Xavier Brice, CEO of Sustrans, said: “We need to radically change the way we travel. Idling car engines and snarled up roads poison the air and our children’s bodies across the UK. For too long now, dangerous levels of air pollution near schools have been ignored. Finally this is starting to change. Our survey makes it clear that teachers want urgent action to clean up toxic fumes. They see closing the roads outside their school as an effective solution but need support from local authorities to enact change.
“Across the UK, councillors that care about their young constituents are leading the way by implementing school street closures during the school run, to re©duce air pollution and create a safer environment for families to walk and cycle. We want to see more. Our 40 closures for the Big Pedal show it’s possible. Young people across the world are taking action for a better future. Isn’t it time we did too? We urge local authorities to follow their peers. And call on Governments across the UK to support local authorities and implement clean air legislation to tackle motorised traffic, including large scale investment in walking and cycling to enable more people to choose active and cleaner ways to travel for local journeys.”
The teachers’ survey has been released to launch the Big Pedal 2019, 25th March to 5th April, the ‘UK’s largest’ competition to encourage more young people to cycle, walk and scoot to school. Held annually by Sustrans, this year’s challenge will see over 2,200 schools taking part. Additionally, for the first time, 40 schools across England, Wales and Scotland, are closing their streets to motor vehicles for one day to improve air quality and safety outside the school gates, in partnership with Sustrans, Playing Out and their local authority.
Radio and television presenter Angellica Bell, who has today launched the Big Pedal at St Richard Reynolds Catholic College in Twickenham, said: “I know first-hand the joys and benefits of riding a bike and how important it is for children to be active from an early age and that’s why I support the call for creating a safer and calmer environment around schools for children to cycle and walk. Events like the Big Pedal are fantastic because they demonstrate to children, parents and teachers just how beneficial it can be to travel actively to and from school for a few more journeys a week.”

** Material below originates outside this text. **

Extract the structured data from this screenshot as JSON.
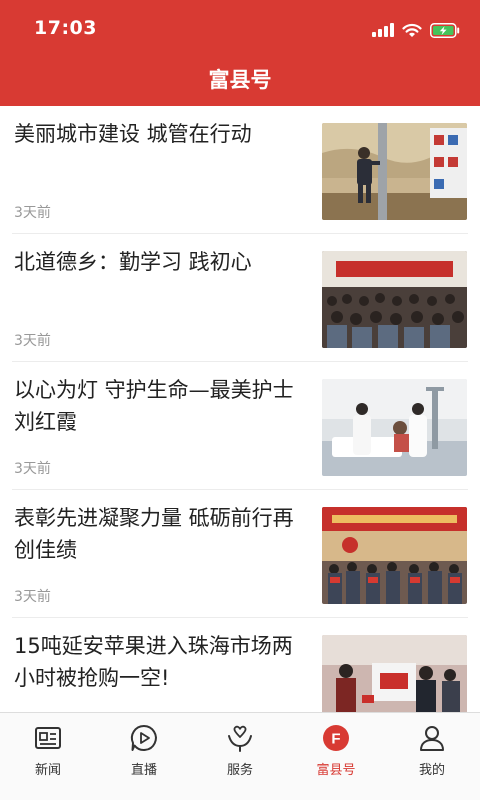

Sophie Gallois, Unicef UK’s director of advocacy and communications, said: “Every day, one in three children in the UK is breathing in harmful levels of air pollution that could damage their health and impact their future. Worryingly, children are most exposed to toxic air on the school run and while at school, so a ban on motor vehicles outside the schools gates has potential to make a real difference. Reducing children’s exposure to air pollution is not just about the school street itself, but also taking quieter routes to school, away from busy main roads.
“The Government must take urgent action to tackle this growing health crisis by putting children’s health at the heart of its work on air pollution. That includes focusing interventions on places where children are most exposed to toxic air, like schools, and promoting behavioural changes that will create real impact for children now and in the future.”